AVAILABLE DATA:
○ ○ ○ ○ ○
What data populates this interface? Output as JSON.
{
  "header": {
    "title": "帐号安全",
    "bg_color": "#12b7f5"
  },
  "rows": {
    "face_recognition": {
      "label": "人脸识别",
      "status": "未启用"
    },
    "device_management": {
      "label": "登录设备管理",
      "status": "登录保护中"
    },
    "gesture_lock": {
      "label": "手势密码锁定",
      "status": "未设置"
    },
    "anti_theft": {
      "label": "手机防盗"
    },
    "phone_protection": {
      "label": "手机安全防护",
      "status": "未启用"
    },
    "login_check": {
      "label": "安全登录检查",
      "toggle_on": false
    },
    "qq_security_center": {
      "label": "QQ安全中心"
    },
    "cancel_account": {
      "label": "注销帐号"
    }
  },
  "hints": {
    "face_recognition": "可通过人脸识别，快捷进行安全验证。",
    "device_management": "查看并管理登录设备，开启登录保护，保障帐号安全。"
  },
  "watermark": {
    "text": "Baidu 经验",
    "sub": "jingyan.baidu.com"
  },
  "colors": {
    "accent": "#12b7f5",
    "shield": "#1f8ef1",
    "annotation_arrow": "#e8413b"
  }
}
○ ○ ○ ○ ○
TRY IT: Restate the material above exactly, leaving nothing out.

ANSWER BOX:
What data populates this interface? Output as JSON.
{
  "header": {
    "title": "帐号安全",
    "bg_color": "#12b7f5"
  },
  "rows": {
    "face_recognition": {
      "label": "人脸识别",
      "status": "未启用"
    },
    "device_management": {
      "label": "登录设备管理",
      "status": "登录保护中"
    },
    "gesture_lock": {
      "label": "手势密码锁定",
      "status": "未设置"
    },
    "anti_theft": {
      "label": "手机防盗"
    },
    "phone_protection": {
      "label": "手机安全防护",
      "status": "未启用"
    },
    "login_check": {
      "label": "安全登录检查",
      "toggle_on": false
    },
    "qq_security_center": {
      "label": "QQ安全中心"
    },
    "cancel_account": {
      "label": "注销帐号"
    }
  },
  "hints": {
    "face_recognition": "可通过人脸识别，快捷进行安全验证。",
    "device_management": "查看并管理登录设备，开启登录保护，保障帐号安全。"
  },
  "watermark": {
    "text": "Baidu 经验",
    "sub": "jingyan.baidu.com"
  },
  "colors": {
    "accent": "#12b7f5",
    "shield": "#1f8ef1",
    "annotation_arrow": "#e8413b"
  }
}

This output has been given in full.